These are the exercises and meditations, Christian reader, wherewith every day you may feed your soul, which if you do rightly use, you will never want matter to engage your mind devoutly. But note that meditation, if it be well performed, ought to consist of six parts; some of which go before, others follow mental prayer.
Preparation: First, before we apply ourselves to meditation, it is necessary that our mind and soul be diligently prepared for this holy exercise; as the strings of an instrument, except they be before-hand well-tuned, will never make a pleasant melody.
Reading: After preparation ought to follow the reading of some holy mystery, according to the distribution of days in the week, which in beginners is chiefly necessary, until with continual use and custom, matter of meditation offers itself unto their memories.
Meditation: [After reading follows meditation, which is sometimes of such things as can be represented to our imagination: as the life and Passion of our Blessed Savior; the final judgment; hell; and the kingdom of heaven.]
Giving Thanks: [After meditation follows giving of thanks, the occasion of which must be taken from the matter meditated upon.]

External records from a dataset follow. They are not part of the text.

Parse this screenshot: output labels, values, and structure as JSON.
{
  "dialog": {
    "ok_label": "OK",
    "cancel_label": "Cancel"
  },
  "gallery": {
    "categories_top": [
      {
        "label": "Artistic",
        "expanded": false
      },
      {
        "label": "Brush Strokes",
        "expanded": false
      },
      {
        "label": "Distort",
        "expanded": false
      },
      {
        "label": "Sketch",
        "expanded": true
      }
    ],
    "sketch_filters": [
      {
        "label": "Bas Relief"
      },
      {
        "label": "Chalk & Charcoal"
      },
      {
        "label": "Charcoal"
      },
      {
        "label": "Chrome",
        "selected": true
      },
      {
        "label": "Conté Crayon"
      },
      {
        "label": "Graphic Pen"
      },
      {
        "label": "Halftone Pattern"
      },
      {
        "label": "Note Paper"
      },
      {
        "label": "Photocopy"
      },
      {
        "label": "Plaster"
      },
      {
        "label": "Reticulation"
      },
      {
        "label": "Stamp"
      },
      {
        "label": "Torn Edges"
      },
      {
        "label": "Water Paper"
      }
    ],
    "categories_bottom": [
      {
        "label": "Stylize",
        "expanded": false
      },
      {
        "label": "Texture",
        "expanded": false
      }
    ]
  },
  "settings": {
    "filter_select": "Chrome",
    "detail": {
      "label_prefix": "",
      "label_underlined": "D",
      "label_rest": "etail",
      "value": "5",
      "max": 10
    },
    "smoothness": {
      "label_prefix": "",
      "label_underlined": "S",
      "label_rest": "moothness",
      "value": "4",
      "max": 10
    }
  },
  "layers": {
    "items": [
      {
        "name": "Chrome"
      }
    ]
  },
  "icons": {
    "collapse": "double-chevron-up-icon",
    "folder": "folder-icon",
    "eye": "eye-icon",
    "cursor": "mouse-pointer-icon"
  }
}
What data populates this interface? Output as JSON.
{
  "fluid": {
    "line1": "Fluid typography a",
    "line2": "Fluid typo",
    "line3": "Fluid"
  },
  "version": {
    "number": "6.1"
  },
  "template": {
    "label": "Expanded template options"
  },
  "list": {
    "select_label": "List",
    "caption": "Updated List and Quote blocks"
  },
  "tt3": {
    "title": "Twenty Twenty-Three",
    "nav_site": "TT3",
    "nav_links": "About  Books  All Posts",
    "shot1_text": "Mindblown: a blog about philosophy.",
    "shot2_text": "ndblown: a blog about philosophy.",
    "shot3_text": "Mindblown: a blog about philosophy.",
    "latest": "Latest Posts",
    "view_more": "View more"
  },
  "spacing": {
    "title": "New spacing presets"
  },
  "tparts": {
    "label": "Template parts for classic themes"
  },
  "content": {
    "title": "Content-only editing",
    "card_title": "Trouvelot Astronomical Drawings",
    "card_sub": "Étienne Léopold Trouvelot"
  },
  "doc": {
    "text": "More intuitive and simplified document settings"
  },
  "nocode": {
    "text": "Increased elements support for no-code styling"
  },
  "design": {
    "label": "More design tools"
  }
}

Oblation: Then insist upon the matter to be meditated upon. To meditation we must join devout and sincere giving of thanks to God for all his benefits; then a general oblation of all the life of Christ for recompense of any benefit, and our own works to the honour and glory of God.
Petition: Last of all, petition, which is chiefly called prayer, wherein we desire all things necessary for our own salvation, of our neighbors and the good of the whole church.
These six parts are required to mental prayer, which besides other commodities, minister abundant matter for meditation, seeing they set before us diverse sorts of meats, that if one will not relish our spiritual taste, we may fall upon another; if we be deficient in one, in another we may employ our minds, and kindle our devotion. But in every meditation, neither all these parts nor order is always necessary, although, as I said before, to young beginners it is, that they should have a certain method, according to which they are to guide